Updated: Election monitoring

24 03 2019

With the Bangkok Post stating that “[s]ome instances of vote buying have already been reported,” the Election Commission’s hapless chairman Ittiporn Boonpracong said: “The result of this election will indicate the direction of [Thai] democracy…”. It might, but the junta is not interested in democracy.

He also said “rapid teams are ready to spot election law violations, especially vote buying.” Based on the EC’s failures to date, we doubt that the EC is even interested.

Another EC boss Pol Col Jarungvith Phumma “gave assurances on Saturday the 2,000 election officials and almost 800,000 staff working at polling stations across the country are 100% ready for the general election.” Pol Col Jarungvith “urged the public to help act as the eyes and ears of the EC and keep the general election transparent.”

The promise that EC “investigations” may play a major role in the election outcome, it has “set up 35 sub-committees comprising 175 members to review election-related complaints.”

The EC has also played up the role of “foreign observers.” Election commissioner Loetwirot Kowatthana said “representatives from 11 countries and International IDEA, a democracy advocacy group, attended a forum to familiarise themselves with the election before they began their observations.”

Even from that statement, any reasonable observer will see problems.
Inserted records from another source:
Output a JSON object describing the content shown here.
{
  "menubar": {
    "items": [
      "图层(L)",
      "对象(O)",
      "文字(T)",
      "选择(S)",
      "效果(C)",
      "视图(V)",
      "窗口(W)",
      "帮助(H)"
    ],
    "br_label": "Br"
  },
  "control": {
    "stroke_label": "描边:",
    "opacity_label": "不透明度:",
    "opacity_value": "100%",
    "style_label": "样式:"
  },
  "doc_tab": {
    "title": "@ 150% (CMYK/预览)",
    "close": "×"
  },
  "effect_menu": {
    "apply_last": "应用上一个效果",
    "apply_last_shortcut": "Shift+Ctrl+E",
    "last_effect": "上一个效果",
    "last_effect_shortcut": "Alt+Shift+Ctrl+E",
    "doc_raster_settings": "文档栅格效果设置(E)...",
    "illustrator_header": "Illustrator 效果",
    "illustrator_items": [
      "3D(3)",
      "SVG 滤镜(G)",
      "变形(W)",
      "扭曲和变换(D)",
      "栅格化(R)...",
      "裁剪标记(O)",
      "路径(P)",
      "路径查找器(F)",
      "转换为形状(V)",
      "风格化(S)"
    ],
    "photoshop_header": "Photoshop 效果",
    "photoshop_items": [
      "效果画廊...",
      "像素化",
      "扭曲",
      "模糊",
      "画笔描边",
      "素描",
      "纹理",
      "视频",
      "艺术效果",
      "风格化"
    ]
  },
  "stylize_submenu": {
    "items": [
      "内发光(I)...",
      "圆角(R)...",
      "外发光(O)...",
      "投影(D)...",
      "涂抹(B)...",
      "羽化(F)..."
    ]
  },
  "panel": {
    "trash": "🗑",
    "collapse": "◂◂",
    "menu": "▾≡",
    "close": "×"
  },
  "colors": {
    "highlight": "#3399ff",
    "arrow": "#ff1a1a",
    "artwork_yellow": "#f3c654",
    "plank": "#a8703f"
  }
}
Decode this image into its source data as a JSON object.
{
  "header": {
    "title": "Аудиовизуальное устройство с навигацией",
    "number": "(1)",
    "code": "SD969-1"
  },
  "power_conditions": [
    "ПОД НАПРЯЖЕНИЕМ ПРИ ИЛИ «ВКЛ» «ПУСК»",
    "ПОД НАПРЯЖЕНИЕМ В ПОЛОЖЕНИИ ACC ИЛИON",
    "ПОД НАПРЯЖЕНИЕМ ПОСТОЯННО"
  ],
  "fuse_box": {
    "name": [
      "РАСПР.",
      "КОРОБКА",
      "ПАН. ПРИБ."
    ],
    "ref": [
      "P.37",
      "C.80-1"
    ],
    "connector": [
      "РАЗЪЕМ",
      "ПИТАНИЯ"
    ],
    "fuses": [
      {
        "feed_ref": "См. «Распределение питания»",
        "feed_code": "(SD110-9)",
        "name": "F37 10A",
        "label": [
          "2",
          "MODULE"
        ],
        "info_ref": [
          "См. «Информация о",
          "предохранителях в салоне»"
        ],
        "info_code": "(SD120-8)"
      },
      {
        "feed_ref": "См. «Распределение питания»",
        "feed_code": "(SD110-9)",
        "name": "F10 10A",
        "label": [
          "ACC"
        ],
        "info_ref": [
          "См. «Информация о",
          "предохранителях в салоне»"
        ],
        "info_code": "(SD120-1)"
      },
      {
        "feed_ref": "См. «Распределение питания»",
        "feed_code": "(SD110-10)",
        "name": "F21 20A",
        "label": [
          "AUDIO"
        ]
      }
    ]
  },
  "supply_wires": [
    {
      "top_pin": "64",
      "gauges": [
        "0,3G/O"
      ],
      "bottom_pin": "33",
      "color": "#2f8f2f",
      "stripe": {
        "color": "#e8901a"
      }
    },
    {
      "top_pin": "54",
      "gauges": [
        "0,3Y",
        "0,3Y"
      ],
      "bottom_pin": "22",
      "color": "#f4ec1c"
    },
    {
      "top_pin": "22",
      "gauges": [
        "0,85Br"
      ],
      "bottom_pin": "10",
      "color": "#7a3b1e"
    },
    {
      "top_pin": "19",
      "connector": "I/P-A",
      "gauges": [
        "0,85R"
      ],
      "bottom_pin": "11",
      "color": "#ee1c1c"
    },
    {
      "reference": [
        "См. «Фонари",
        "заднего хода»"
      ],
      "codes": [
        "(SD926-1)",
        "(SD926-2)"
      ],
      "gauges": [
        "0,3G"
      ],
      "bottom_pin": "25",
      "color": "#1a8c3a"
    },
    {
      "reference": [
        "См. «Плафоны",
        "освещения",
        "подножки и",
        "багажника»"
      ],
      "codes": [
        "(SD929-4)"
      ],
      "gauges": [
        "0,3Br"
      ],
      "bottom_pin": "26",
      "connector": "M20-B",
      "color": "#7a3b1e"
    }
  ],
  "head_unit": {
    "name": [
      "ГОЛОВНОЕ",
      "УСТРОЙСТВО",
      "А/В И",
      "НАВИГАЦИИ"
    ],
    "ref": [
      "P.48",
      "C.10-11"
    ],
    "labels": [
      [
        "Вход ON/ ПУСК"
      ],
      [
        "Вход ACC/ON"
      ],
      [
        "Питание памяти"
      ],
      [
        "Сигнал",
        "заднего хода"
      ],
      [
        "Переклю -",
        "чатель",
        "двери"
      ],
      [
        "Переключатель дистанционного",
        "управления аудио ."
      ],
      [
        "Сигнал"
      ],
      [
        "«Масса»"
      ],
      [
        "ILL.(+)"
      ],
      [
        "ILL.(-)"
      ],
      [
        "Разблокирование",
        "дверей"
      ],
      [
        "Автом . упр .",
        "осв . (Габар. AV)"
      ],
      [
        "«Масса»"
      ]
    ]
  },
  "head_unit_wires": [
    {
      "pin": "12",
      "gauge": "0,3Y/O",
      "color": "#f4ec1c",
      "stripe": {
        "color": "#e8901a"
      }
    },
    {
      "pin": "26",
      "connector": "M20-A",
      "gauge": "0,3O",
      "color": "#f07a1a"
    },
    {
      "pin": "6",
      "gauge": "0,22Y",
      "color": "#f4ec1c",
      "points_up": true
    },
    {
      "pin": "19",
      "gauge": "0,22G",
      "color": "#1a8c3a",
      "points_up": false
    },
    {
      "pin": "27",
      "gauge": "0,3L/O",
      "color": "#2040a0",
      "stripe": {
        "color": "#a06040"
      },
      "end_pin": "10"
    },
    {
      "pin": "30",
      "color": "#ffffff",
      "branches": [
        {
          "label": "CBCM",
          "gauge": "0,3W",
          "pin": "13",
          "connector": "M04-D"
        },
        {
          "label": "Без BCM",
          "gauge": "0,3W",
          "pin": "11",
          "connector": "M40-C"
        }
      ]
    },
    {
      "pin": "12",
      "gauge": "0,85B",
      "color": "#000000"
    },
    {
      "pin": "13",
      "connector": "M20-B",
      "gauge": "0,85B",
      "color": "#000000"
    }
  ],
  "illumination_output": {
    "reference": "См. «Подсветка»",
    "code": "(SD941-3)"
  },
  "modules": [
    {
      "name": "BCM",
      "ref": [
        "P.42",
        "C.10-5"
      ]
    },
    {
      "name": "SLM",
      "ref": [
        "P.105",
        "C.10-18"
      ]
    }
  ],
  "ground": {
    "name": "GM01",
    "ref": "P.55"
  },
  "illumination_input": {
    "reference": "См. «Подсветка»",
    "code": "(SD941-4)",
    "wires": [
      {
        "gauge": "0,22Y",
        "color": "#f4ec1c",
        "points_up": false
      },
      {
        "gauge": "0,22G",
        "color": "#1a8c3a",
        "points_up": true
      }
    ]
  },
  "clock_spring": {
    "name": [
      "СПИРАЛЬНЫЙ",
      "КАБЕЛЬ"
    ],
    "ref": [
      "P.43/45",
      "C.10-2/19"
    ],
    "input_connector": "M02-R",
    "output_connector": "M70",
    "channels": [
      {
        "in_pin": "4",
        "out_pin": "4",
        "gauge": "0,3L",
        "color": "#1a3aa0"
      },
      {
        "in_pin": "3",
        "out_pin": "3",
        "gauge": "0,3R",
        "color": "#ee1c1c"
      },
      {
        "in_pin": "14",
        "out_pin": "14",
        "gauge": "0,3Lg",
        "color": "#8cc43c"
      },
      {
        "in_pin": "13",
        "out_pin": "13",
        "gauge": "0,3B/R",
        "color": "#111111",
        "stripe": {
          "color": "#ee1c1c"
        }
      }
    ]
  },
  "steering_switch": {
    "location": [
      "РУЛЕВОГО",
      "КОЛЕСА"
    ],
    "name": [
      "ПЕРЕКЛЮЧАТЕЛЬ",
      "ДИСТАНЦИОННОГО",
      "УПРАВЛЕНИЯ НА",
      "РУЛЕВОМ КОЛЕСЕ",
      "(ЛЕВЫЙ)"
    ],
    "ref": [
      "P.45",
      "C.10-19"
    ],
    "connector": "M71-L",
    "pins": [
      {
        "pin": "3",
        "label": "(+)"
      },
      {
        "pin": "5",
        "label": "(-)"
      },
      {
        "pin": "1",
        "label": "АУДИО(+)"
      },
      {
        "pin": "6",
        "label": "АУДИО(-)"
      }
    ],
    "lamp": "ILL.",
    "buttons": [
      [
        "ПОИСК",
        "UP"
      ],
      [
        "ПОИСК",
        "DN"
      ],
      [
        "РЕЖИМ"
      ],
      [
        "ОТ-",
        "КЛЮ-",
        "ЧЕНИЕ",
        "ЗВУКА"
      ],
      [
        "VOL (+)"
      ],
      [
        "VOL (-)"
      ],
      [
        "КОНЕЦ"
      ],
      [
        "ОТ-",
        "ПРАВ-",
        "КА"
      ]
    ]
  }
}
Not many observers and with not much knowledge. Notably, the EU is doing little. The reasons for this can be quoted at length for the issues and problems it reveals:

In order to avoid confusion following some recent ambiguous media reports, the Delegation of the European Union (EU) to Thailand wishes to clarify that the EU is not fielding an Election Observation Mission (EOM) on the occasion of the Thai parliamentary elections to be held on 24 March 2019.

EU election observation requires a long-term, country-wide presence of an independent EOM which conducts its activities according to a comprehensive methodology in accordance with the Declaration of Principles for International Election Observation. This requires an official invitation from the host country and a lead-in time of four to six months in order to prepare the mission, including the deployment of long-term observers. In the case of the Thai general elections, the EU did not receive such an invitation in the required timeframe.

In the absence of an EOM, the EU Delegation – alongside diplomatic missions of some EU Member States – has registered a number of its diplomatic staff members accredited to Thailand for participation in what is commonly referred to as a “diplomatic watch”. This entails visits of accredited persons to polling stations on Election Day only in order to develop a general sense of the conduct of elections, to be used primarily for internal reporting. Such activities are necessarily small both in numbers and geographic scope and therefore do not constitute an “election observation”. They are not sufficient for formulating an overall assessment of the electoral process and cannot form the basis of any public statement.

The European Union in Thailand welcomes the holding of elections as a milestone on the country’s path back to democracy and wishes all Thai people a peaceful and meaningful Election Day.

Not having serious election monitoring suits the junta.

Update: A later Bangkok Post report is that, in Nakhon Pathom, a tambon administration organisation deputy chairman and a kamnan’s assistant have been accused of vote buying. Social media reports are of considerable vote buying, mostly by Palang Pracharath.


Actions

Information